Surfers in an urban park. That’s a new one. Leave it to the Germans to find a way. So I’m back from a week in Germany. I had previously only spent a few (yet very comfortable) hours at the Frankfurt Airport, so I was looking forward to getting up close and personal with Deutschland. And lemme tell you, I loved it. Some of the reasons were quite silly but just so refreshing after living in a small town in Italy. These include: individuals who speak perfect English, clean buses and trains that are easy to navigate and muesli. Did I mention efficiency? After somewhat of a tumultuous departure (hooray for airlines that charge 30 euro for tickets, boo for how rude they are and how much the plane reminds you of being an animal in a feedlot), my travel companion Urmila and I made it to Munich. I am a firm believer in the NYT 36 Hours column, but this was our chance to design and execute our own version. At the suggestion of a friend, we booked an …

43 Hours in Healdsburg

My inaugural pilgrimage to the SHED was every bit as amazing as I anticipated. Don’t you love it when that happens?
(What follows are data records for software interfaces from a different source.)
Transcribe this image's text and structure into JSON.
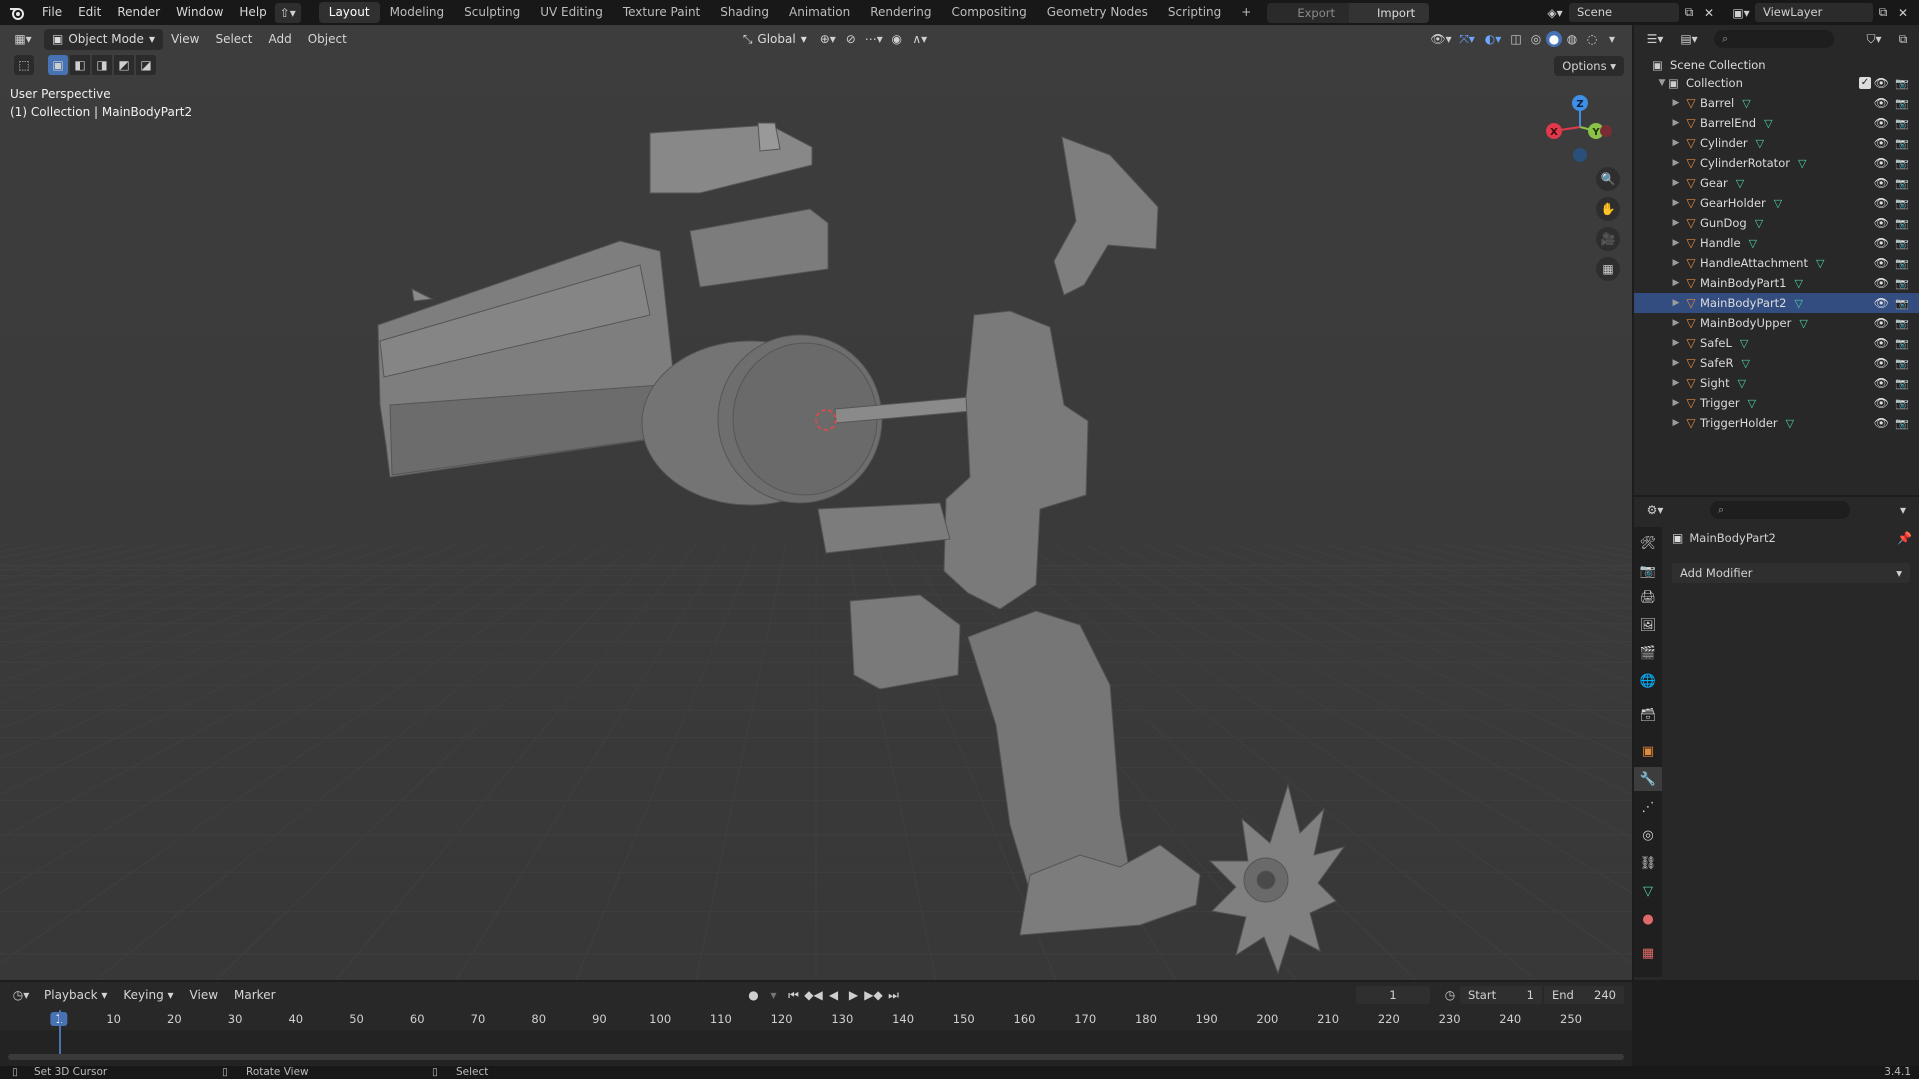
{
  "menubar": {
    "logo_icon": "blender-logo-icon",
    "menus": [
      "File",
      "Edit",
      "Render",
      "Window",
      "Help"
    ],
    "workspaces": [
      "Layout",
      "Modeling",
      "Sculpting",
      "UV Editing",
      "Texture Paint",
      "Shading",
      "Animation",
      "Rendering",
      "Compositing",
      "Geometry Nodes",
      "Scripting"
    ],
    "active_workspace": "Layout",
    "add_workspace": "+",
    "export_label": "Export",
    "import_label": "Import",
    "scene_label": "Scene",
    "viewlayer_label": "ViewLayer"
  },
  "viewport": {
    "mode_label": "Object Mode",
    "menus": [
      "View",
      "Select",
      "Add",
      "Object"
    ],
    "orientation_label": "Global",
    "options_label": "Options",
    "overlay_line1": "User Perspective",
    "overlay_line2": "(1) Collection | MainBodyPart2",
    "gizmo": {
      "x": "X",
      "y": "Y",
      "z": "Z"
    }
  },
  "outliner": {
    "scene_collection": "Scene Collection",
    "collection": "Collection",
    "objects": [
      {
        "name": "Barrel",
        "selected": false
      },
      {
        "name": "BarrelEnd",
        "selected": false
      },
      {
        "name": "Cylinder",
        "selected": false
      },
      {
        "name": "CylinderRotator",
        "selected": false
      },
      {
        "name": "Gear",
        "selected": false
      },
      {
        "name": "GearHolder",
        "selected": false
      },
      {
        "name": "GunDog",
        "selected": false
      },
      {
        "name": "Handle",
        "selected": false
      },
      {
        "name": "HandleAttachment",
        "selected": false
      },
      {
        "name": "MainBodyPart1",
        "selected": false
      },
      {
        "name": "MainBodyPart2",
        "selected": true
      },
      {
        "name": "MainBodyUpper",
        "selected": false
      },
      {
        "name": "SafeL",
        "selected": false
      },
      {
        "name": "SafeR",
        "selected": false
      },
      {
        "name": "Sight",
        "selected": false
      },
      {
        "name": "Trigger",
        "selected": false
      },
      {
        "name": "TriggerHolder",
        "selected": false
      }
    ]
  },
  "properties": {
    "object_name": "MainBodyPart2",
    "add_modifier_label": "Add Modifier"
  },
  "timeline": {
    "menus": [
      "Playback",
      "Keying",
      "View",
      "Marker"
    ],
    "current_frame": "1",
    "start_label": "Start",
    "start_value": "1",
    "end_label": "End",
    "end_value": "240",
    "ticks": [
      "1",
      "10",
      "20",
      "30",
      "40",
      "50",
      "60",
      "70",
      "80",
      "90",
      "100",
      "110",
      "120",
      "130",
      "140",
      "150",
      "160",
      "170",
      "180",
      "190",
      "200",
      "210",
      "220",
      "230",
      "240",
      "250"
    ]
  },
  "statusbar": {
    "left_action": "Set 3D Cursor",
    "middle_action": "Rotate View",
    "right_action": "Select",
    "version": "3.4.1"
  },
  "colors": {
    "accent_blue": "#4772b3",
    "selection": "#334d80",
    "mesh_orange": "#e08a3a",
    "data_green": "#4fd0a0",
    "axis_x": "#e0394b",
    "axis_y": "#8bc34a",
    "axis_z": "#3f8fe8"
  }
}
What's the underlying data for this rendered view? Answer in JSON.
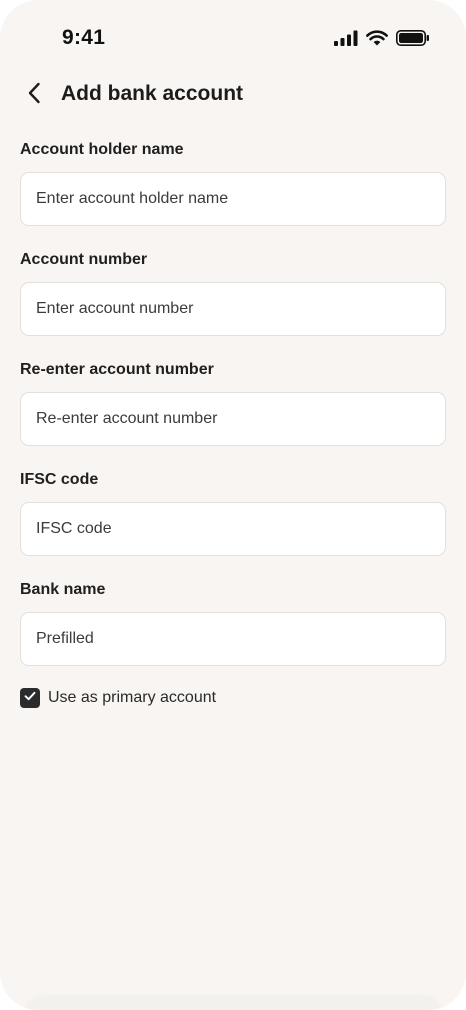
{
  "status_bar": {
    "time": "9:41",
    "icons": [
      "cellular-signal-icon",
      "wifi-icon",
      "battery-icon"
    ]
  },
  "header": {
    "back_icon": "chevron-left-icon",
    "title": "Add bank account"
  },
  "form": {
    "fields": [
      {
        "label": "Account holder name",
        "placeholder": "Enter account holder name",
        "value": ""
      },
      {
        "label": "Account number",
        "placeholder": "Enter account number",
        "value": ""
      },
      {
        "label": "Re-enter account number",
        "placeholder": "Re-enter account number",
        "value": ""
      },
      {
        "label": "IFSC code",
        "placeholder": "IFSC code",
        "value": ""
      },
      {
        "label": "Bank name",
        "placeholder": "Prefilled",
        "value": ""
      }
    ],
    "primary_checkbox": {
      "label": "Use as primary account",
      "checked": true
    }
  },
  "colors": {
    "background": "#f8f5f2",
    "input_background": "#ffffff",
    "input_border": "#e3e0dc",
    "text": "#1c1c1c",
    "checkbox": "#2b2b2b"
  }
}
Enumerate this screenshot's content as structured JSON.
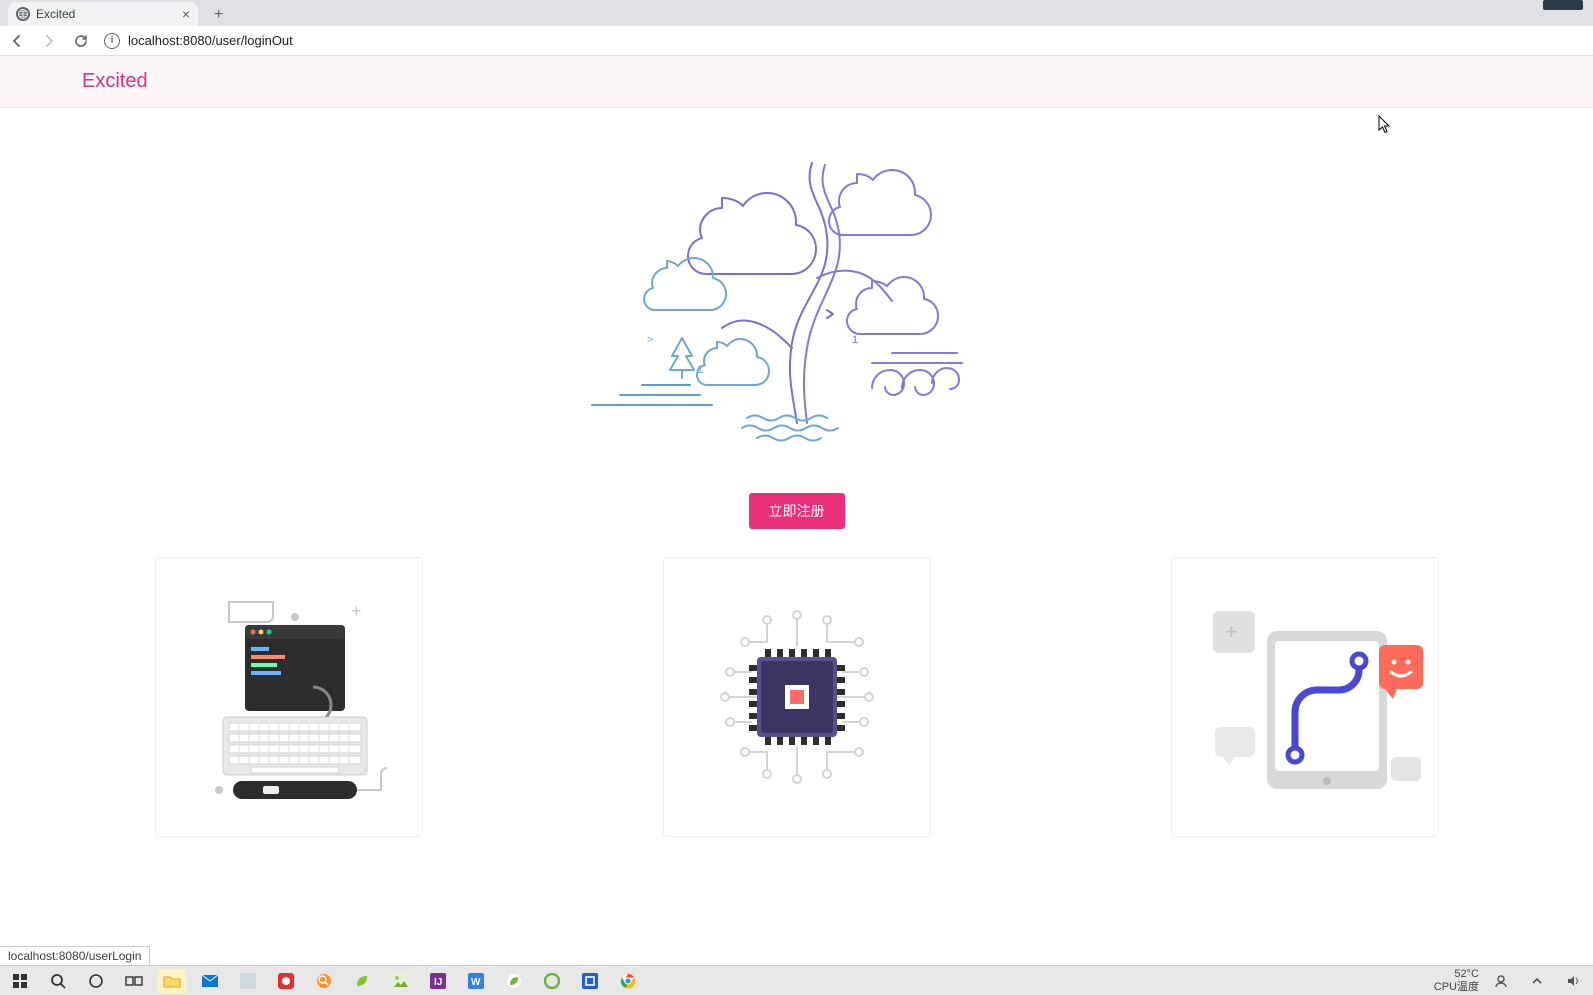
{
  "browser": {
    "tab_title": "Excited",
    "url": "localhost:8080/user/loginOut",
    "status_link": "localhost:8080/userLogin"
  },
  "page": {
    "brand": "Excited",
    "register_button": "立即注册"
  },
  "taskbar": {
    "temperature": "52°C",
    "cpu_label": "CPU温度"
  }
}
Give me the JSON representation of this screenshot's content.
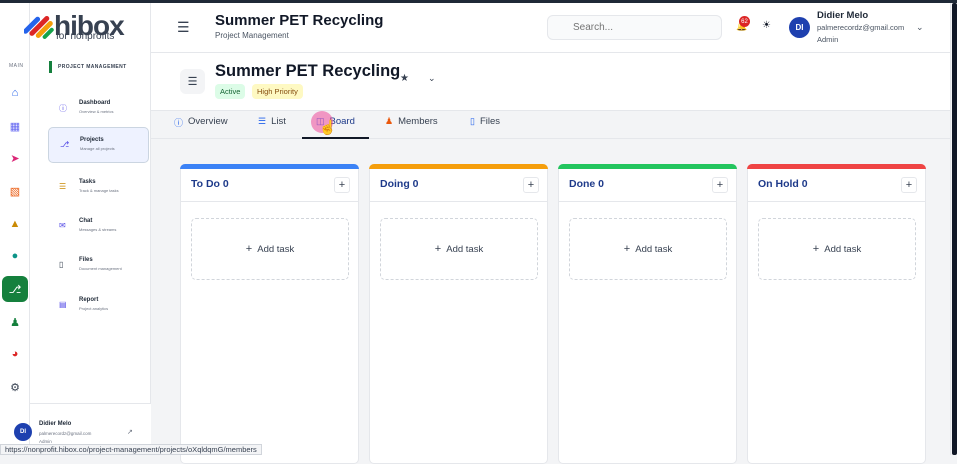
{
  "brand": {
    "name": "hibox",
    "tagline": "for nonprofits"
  },
  "rail": {
    "section_label": "MAIN",
    "items": [
      {
        "icon": "home-icon",
        "color": "#2563eb"
      },
      {
        "icon": "sitemap-icon",
        "color": "#6366f1"
      },
      {
        "icon": "rocket-icon",
        "color": "#db2777"
      },
      {
        "icon": "building-icon",
        "color": "#ea580c"
      },
      {
        "icon": "graduation-cap-icon",
        "color": "#ca8a04"
      },
      {
        "icon": "circle-icon",
        "color": "#0d9488"
      },
      {
        "icon": "project-diagram-icon",
        "color": "#ffffff",
        "active": true
      },
      {
        "icon": "users-icon",
        "color": "#15803d"
      },
      {
        "icon": "chart-pie-icon",
        "color": "#dc2626"
      },
      {
        "icon": "gear-icon",
        "color": "#374151"
      }
    ]
  },
  "sidebar": {
    "section_title": "PROJECT MANAGEMENT",
    "items": [
      {
        "label": "Dashboard",
        "desc": "Overview & metrics",
        "icon": "info-icon"
      },
      {
        "label": "Projects",
        "desc": "Manage all projects",
        "icon": "project-diagram-icon",
        "active": true
      },
      {
        "label": "Tasks",
        "desc": "Track & manage tasks",
        "icon": "list-icon"
      },
      {
        "label": "Chat",
        "desc": "Messages & streams",
        "icon": "chat-icon"
      },
      {
        "label": "Files",
        "desc": "Document management",
        "icon": "folder-icon"
      },
      {
        "label": "Report",
        "desc": "Project analytics",
        "icon": "bar-chart-icon"
      }
    ],
    "user": {
      "initials": "DI",
      "name": "Didier Melo",
      "email": "palmerecordz@gmail.com",
      "role": "Admin"
    }
  },
  "header": {
    "title": "Summer PET Recycling",
    "subtitle": "Project Management",
    "search_placeholder": "Search...",
    "notification_count": "62",
    "user": {
      "initials": "DI",
      "name": "Didier Melo",
      "email": "palmerecordz@gmail.com",
      "role": "Admin"
    }
  },
  "project": {
    "title": "Summer PET Recycling",
    "status": "Active",
    "priority": "High Priority"
  },
  "tabs": [
    {
      "label": "Overview",
      "icon": "info-circle-icon"
    },
    {
      "label": "List",
      "icon": "list-icon"
    },
    {
      "label": "Board",
      "icon": "columns-icon",
      "active": true
    },
    {
      "label": "Members",
      "icon": "users-icon"
    },
    {
      "label": "Files",
      "icon": "folder-open-icon"
    }
  ],
  "board": {
    "add_task_label": "Add task",
    "columns": [
      {
        "title": "To Do 0",
        "color": "#3b82f6"
      },
      {
        "title": "Doing 0",
        "color": "#f59e0b"
      },
      {
        "title": "Done 0",
        "color": "#22c55e"
      },
      {
        "title": "On Hold 0",
        "color": "#ef4444"
      }
    ]
  },
  "status_bar_url": "https://nonprofit.hibox.co/project-management/projects/oXqldqmG/members"
}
The NYT has their 36 Hours travel columns, there was that movie where James Franco cut his arm off after 127…but I am neither of those things so here I am to relay my quick trip up to H-burg (I’ve decided to call it that, just roll with it) with my mom for a few days before I pop back over the Atlantic to Italy. Note: this place is only one hour from San Francisco. On a road trip, obviously the job of the DJ/ navigation system manager stokes hunger, so I requested/demanded a stop at Farmstead Restaurant in St. Helena on the drive up. Last December, I took a “Full Circle Tour” with my parents of Long Meadow Ranch’s organic farm and vineyards before sitting down for a delicious lunch filled with persimmons and olive oil inside the tasting room, but this time I wanted to go peek into their restaurant. Sufficiently farm-chic decor, don’t you think? We …

An Afternoon in Cherasco

Above: some crazy low-hanging fog in the mix. There is definitely not a shortage of cute little towns with wine and food (and more food…and more food) here in the Cuneo Province. Cherasco is one of them, accessible by way of a 20 minute ride in a half-sized bus from Bra that seriously grunted to make it up the hill that it sits atop. But hey, before any mini adventure, you have to stop for coffee and a croissant, am I right? Caffe Converso hit the spot. Ok. Where were we. Yes, now fully caffeinated, ready for adventures. And where did we end up first in Cherasco? A candy shop. While we got ourselves a few free samples of the local delicacy “baci di Cherasco,” basically a chunk of crunchy hazelnut chocolate goodness, unfortunately I cannot transmit the lovely smell of cacao to you through this photo. As everyone was inside and most of the businesses were closed, we did a little walking through the more residential areas. This house was so covered in ivy I wonder if the plant will …